(CN) — Housing starts surged to an 11-year high in May, driven by an acceleration in both single-family and multi-family construction, the Commerce Department said Tuesday.
Overall, housing starts jumped 5 percent in May, to a seasonally adjusted annual rate of just over 1.3 million units, the highest level since July 2007.
The construction of single-family homes increased 3.9 percent in May to a rate of 936,000 units. All of the gain was in the Midwest, where construction activity rose 62 percent. Housing starts fell in the Northeast, South and West, the report said.
Lawrence Yun, chief economist for the National Association of Realtors, described Tuesday’s report as “fantastic news.”
“The Midwest region experienced the biggest gain and hence the region will remain more affordable,” he said in statement on Twitter. “The more unaffordable West region will continue to experience an intense house shortage, as both housing permits and housing starts fell in that region.
“For the country as a whole, an additional 20 percent to 25 percent gain in home construction is needed to make the market more balanced,” Yun said.
The government also slightly revised its numbers for April down, to a seasonally adjusted annual rate of 1.2 million units.
But the moderating indicator in the report was building permits, a proxy for future construction, which fell 4.6 percent. Permits to build single-family homes fell 2.2 percent in May to a pace of 884,000 units, the lowest level since September 2017.

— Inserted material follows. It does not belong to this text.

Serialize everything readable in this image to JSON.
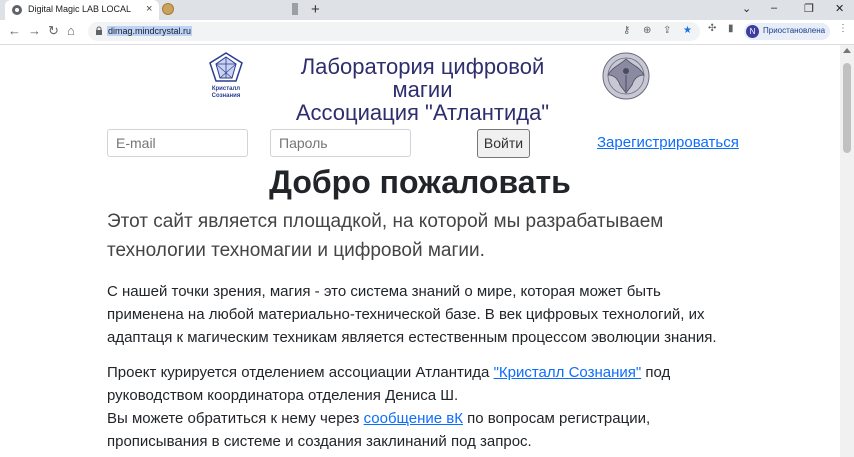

The solid job market has helped to boost demand for new homes. Housing starts have risen 11 percent so far this year, with gains for both single family houses and apartment buildings.